**WHAT NEEDS TO BE DONE**
The response should hold each line from the entries below where "Updates" is found.
--
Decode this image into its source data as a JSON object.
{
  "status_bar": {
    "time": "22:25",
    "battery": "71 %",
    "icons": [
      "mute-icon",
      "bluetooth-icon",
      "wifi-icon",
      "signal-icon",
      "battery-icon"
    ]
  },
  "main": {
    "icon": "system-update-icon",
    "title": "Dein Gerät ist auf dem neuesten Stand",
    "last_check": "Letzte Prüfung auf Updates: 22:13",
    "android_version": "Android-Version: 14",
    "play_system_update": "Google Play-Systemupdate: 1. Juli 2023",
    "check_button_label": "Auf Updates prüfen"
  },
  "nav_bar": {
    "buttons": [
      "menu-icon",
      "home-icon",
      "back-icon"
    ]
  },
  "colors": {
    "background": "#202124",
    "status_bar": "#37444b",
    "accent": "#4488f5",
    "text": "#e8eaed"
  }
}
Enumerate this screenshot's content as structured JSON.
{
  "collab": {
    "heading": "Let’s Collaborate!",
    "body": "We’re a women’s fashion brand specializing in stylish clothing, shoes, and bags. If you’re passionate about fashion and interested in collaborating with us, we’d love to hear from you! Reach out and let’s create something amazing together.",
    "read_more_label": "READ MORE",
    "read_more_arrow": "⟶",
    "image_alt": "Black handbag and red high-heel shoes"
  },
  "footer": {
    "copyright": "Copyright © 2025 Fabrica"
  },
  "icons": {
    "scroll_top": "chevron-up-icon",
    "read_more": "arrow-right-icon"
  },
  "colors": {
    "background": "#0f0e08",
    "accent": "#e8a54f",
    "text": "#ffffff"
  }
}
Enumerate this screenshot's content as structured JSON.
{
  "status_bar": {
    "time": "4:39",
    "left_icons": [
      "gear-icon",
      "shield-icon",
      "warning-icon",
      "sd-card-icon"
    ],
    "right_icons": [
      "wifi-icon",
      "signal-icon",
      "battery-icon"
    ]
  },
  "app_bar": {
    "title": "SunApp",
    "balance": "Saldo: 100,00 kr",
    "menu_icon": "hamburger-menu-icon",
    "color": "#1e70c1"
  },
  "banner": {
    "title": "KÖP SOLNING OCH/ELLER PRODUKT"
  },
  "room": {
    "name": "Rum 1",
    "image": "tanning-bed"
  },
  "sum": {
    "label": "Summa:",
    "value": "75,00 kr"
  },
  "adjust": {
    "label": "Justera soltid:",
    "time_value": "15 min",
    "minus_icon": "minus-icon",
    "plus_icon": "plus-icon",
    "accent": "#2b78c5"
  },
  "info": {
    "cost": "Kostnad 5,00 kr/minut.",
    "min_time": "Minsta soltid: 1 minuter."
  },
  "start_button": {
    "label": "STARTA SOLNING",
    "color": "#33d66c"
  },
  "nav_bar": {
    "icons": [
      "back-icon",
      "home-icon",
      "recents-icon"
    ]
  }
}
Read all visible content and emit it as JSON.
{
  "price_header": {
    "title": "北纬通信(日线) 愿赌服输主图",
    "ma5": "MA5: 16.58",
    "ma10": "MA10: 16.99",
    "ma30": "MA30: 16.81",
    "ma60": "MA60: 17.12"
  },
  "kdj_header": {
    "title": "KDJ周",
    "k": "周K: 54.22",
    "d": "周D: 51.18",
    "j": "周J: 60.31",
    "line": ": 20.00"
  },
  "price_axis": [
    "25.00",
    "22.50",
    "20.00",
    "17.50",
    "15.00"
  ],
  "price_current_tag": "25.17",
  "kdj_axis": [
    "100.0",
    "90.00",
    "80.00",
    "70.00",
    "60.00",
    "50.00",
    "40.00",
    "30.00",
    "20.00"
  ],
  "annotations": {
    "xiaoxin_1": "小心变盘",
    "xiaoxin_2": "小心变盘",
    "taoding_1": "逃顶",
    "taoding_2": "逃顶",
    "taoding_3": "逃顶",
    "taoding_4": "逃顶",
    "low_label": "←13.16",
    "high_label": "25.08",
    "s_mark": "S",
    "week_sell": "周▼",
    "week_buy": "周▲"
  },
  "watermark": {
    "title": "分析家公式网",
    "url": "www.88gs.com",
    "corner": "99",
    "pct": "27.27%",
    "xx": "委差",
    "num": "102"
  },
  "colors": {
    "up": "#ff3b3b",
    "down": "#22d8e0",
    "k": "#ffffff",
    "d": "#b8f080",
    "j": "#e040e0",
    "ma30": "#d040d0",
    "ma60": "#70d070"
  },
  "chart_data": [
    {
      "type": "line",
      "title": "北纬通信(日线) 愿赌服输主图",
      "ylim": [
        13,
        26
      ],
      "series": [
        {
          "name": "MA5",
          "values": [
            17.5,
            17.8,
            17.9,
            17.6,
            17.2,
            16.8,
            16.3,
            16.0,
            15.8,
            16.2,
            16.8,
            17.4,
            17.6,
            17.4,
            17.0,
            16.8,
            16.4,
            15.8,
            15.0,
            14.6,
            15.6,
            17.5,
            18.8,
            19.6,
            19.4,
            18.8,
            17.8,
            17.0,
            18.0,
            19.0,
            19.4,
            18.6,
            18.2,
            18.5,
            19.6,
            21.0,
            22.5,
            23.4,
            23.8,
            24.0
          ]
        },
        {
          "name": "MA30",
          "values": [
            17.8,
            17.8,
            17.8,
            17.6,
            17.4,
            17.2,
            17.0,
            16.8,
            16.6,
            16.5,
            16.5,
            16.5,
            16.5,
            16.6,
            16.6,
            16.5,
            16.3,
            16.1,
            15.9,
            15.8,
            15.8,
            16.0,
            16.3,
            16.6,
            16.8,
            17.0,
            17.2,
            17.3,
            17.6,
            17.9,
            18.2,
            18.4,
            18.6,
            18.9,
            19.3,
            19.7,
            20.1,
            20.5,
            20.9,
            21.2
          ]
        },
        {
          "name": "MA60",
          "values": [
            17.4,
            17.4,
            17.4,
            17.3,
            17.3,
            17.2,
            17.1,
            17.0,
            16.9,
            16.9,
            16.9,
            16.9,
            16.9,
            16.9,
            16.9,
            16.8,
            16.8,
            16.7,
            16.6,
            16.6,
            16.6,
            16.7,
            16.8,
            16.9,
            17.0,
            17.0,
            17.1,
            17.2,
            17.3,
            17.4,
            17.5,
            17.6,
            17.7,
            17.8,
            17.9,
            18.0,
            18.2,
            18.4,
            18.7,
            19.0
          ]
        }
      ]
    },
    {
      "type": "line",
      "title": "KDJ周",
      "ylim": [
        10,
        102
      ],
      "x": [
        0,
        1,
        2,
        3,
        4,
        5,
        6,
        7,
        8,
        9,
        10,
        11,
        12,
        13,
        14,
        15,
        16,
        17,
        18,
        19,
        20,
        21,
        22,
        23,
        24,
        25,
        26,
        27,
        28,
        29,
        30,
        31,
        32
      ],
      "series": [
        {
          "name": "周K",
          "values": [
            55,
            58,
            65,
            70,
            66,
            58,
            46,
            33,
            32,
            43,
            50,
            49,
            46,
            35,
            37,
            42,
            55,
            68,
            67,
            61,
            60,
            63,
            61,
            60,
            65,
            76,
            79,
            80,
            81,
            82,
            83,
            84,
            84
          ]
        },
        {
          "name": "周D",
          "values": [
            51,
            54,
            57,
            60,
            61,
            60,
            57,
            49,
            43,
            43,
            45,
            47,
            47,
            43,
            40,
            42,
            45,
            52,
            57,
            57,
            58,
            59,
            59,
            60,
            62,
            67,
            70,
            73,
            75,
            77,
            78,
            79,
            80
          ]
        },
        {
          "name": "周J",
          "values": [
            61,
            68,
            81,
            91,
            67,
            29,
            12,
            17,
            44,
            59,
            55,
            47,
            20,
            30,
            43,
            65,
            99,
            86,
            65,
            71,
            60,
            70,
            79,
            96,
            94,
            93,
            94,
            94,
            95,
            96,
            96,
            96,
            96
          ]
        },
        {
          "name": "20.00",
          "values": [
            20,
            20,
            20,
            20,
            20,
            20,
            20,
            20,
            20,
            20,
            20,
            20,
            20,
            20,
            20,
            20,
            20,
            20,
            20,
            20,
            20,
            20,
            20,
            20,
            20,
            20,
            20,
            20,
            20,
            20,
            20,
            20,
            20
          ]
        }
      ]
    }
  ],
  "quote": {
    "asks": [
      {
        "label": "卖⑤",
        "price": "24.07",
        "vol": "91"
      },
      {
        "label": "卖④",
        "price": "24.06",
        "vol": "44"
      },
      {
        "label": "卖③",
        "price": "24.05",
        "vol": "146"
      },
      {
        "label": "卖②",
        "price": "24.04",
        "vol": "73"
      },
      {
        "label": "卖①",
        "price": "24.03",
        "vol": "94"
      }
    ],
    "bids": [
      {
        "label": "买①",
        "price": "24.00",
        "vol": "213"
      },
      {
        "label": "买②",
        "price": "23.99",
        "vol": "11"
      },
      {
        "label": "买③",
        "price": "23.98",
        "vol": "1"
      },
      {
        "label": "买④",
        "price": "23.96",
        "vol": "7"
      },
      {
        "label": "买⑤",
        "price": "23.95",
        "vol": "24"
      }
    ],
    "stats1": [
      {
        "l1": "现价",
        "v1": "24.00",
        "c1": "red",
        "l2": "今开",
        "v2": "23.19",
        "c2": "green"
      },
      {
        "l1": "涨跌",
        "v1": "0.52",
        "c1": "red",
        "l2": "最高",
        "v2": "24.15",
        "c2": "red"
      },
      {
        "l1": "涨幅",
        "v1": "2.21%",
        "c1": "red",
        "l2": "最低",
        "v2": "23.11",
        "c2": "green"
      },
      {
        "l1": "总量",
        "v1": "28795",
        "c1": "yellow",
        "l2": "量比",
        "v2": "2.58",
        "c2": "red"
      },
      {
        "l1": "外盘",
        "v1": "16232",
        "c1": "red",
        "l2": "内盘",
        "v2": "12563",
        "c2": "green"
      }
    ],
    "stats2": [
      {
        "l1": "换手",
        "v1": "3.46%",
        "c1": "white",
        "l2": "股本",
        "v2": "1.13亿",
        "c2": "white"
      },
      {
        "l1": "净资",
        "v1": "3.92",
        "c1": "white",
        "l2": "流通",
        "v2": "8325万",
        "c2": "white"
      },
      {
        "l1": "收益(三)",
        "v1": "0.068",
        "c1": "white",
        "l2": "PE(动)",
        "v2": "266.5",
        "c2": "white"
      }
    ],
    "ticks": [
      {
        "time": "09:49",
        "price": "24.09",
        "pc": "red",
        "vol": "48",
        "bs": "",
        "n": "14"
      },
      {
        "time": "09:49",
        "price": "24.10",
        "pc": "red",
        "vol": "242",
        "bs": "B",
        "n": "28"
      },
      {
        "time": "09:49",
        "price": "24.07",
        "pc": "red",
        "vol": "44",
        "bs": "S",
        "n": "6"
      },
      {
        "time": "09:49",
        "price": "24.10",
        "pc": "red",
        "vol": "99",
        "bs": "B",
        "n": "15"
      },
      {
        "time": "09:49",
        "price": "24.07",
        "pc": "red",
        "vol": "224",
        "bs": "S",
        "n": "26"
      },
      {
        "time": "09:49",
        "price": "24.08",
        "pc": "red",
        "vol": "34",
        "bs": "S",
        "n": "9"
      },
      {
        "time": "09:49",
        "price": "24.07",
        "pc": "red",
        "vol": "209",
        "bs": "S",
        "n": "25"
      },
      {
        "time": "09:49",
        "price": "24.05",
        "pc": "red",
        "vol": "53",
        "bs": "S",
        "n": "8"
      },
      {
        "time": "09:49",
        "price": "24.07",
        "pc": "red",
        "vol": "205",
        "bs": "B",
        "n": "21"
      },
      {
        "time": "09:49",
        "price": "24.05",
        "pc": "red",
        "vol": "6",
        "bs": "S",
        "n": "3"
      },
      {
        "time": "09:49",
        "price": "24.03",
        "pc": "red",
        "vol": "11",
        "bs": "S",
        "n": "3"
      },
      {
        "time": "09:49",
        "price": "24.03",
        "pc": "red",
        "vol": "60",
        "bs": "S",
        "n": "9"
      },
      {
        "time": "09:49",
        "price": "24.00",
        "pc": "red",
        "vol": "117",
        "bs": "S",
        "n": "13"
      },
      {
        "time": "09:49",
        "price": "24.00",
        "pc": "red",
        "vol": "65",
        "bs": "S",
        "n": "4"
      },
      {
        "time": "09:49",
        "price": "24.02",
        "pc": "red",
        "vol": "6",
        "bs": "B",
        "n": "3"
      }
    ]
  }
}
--
**COMPLETED EXERCISE**
    "last_check": "Letzte Prüfung auf Updates: 22:13",
    "check_button_label": "Auf Updates prüfen"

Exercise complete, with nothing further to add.